We follow three of the students in the study, Andre, Charles and Chloe. They are all unreliable narrators, some of which is down to their diagnoses, but quite a bit of which is simply because they are young and still a bit naïve and filled with a bit too much bravado. While it’s possible that time will fix some of those issues and turn them into more successful psychopaths, at the moment they are still young and still have some seriously dumb moments in spite of their intelligence.
It probably helps that the only murder we see committed by the three students we are following is Chloe’s murder of the guy who raped her when she was 12, while his friend recorded the rape on his cellphone. She wants the cellphone, and she wants her rapist dead. She knows she’ll get no justice any other way. And even if the reader decries her methods, it’s hard to dispute that the dude earned some serious punishments. (After all, there are a lot of books where delivering just this kind of justice to a rapist would be the entire book.)

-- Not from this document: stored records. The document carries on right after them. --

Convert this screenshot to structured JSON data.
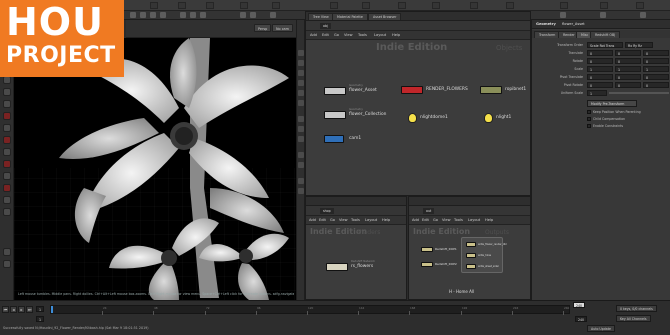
{
  "logo": {
    "line1": "HOU",
    "line2": "PROJECT"
  },
  "viewport": {
    "menu_persp": "Persp",
    "menu_cam": "No cam",
    "status": "Left mouse tumbles. Middle pans. Right dollies. Ctrl+Alt+Left mouse box-zooms. Ctrl+Right mouse for view menu. Space+Ctrl+Left click for alternate options. sdfg-navigate"
  },
  "network_obj": {
    "tabs": [
      "Tree View",
      "Material Palette",
      "Asset Browser"
    ],
    "path": "obj",
    "menu": [
      "Add",
      "Edit",
      "Go",
      "View",
      "Tools",
      "Layout",
      "Help"
    ],
    "big_title": "Indie Edition",
    "context_title": "Objects",
    "nodes": [
      {
        "name": "flower_Asset",
        "sub": "Geometry",
        "color": "#c8c8c8"
      },
      {
        "name": "RENDER_FLOWERS",
        "sub": "",
        "color": "#c0262a"
      },
      {
        "name": "ropibnet1",
        "sub": "",
        "color": "#8a8f5a"
      },
      {
        "name": "flower_Collection",
        "sub": "Geometry",
        "color": "#c8c8c8"
      },
      {
        "name": "nlightdome1",
        "sub": "",
        "color": "#f2d84a"
      },
      {
        "name": "nlight1",
        "sub": "",
        "color": "#f2d84a"
      },
      {
        "name": "cam1",
        "sub": "",
        "color": "#2f6fb8"
      }
    ]
  },
  "network_shop": {
    "path": "shop",
    "menu": [
      "Add",
      "Edit",
      "Go",
      "View",
      "Tools",
      "Layout",
      "Help"
    ],
    "big_title": "Indie Edition",
    "context_title": "Shaders",
    "node": {
      "name": "rs_flowers",
      "sub": "Redshift Network"
    }
  },
  "network_out": {
    "path": "out",
    "menu": [
      "Add",
      "Edit",
      "Go",
      "View",
      "Tools",
      "Layout",
      "Help"
    ],
    "big_title": "Indie Edition",
    "context_title": "Outputs",
    "left_nodes": [
      "Redshift_ROP1",
      "Redshift_ROP2"
    ],
    "box_nodes": [
      "write_flower_render_dbl",
      "write_hires",
      "write_sheet_sider"
    ],
    "footer": "H - Home All"
  },
  "params": {
    "header": "Geometry",
    "node_name": "flower_Asset",
    "tabs": [
      "Transform",
      "Render",
      "Misc",
      "Redshift OBJ"
    ],
    "rows": [
      {
        "label": "Transform Order",
        "values": [
          "Scale Rot Trans",
          "Rx Ry Rz"
        ]
      },
      {
        "label": "Translate",
        "values": [
          "0",
          "0",
          "0"
        ]
      },
      {
        "label": "Rotate",
        "values": [
          "0",
          "0",
          "0"
        ]
      },
      {
        "label": "Scale",
        "values": [
          "1",
          "1",
          "1"
        ]
      },
      {
        "label": "Pivot Translate",
        "values": [
          "0",
          "0",
          "0"
        ]
      },
      {
        "label": "Pivot Rotate",
        "values": [
          "0",
          "0",
          "0"
        ]
      },
      {
        "label": "Uniform Scale",
        "values": [
          "1"
        ]
      }
    ],
    "dropdown": "Modify Pre-Transform",
    "checks": [
      "Keep Position When Parenting",
      "Child Compensation",
      "Enable Constraints"
    ]
  },
  "timeline": {
    "start_frame": "1",
    "current_frame": "1",
    "end_frame": "240",
    "end_frame_b": "240",
    "ticks": [
      "24",
      "48",
      "72",
      "96",
      "120",
      "144",
      "168",
      "192",
      "216",
      "240"
    ],
    "status": "Successfully saved N:/Houdini_92_Flower_Render/Kitbash.hip (Sat Mar 9 18:01:51 2019)",
    "keys_label": "0 keys, 0/0 channels",
    "key_all": "Key All Channels",
    "auto_update": "Auto Update"
  }
}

As meticulous as Chloe’s plan is to get her revenge, she gets thrown more than a bit off the tracks when first one student and then a second one in their tiny group of seven are murdered. That’s when Andre, Charles and Chloe form their little circle of untrusting trust. Because they know that people like them lie like they’re breathing. They can’t trust each other.
So they maneuver, and lie, and scheme. Whatever they tell each other, they’re always holding something back. And even when they do reveal some of the truth, it’s filtered through their flawed ability to read and empathize with other people.
And that’s just as true of Andre as it is of Chloe and Charles, even though Andre faked his diagnosis to keep the scholarship. Because he’s maintaining that lie at all costs. Which may make his diagnosis as true as either of theirs.
The other thing that made this story work is that the reader can empathize with the characters without necessarily liking them. Because they’re not all that likeable. Andre is gaming the system, Chloe reads as if she’s likely to become a version of Harley Quinn, and Charles is on his way to becoming the kind of amoral conservative politician that we see all too often these days.
(Would it surprise anyone if entirely too many politicians were secretly psychopaths? Really?)
In the end, they’re all scared and young and dumb, because they all believed they were smarter than the hunter they thought they were hunting, and because none of them could get past the lies they told themselves to uncover the killer they never did see coming – even if the reader does. Watching the trap tighten around them all makes for one hell of a thrill-ride of a story.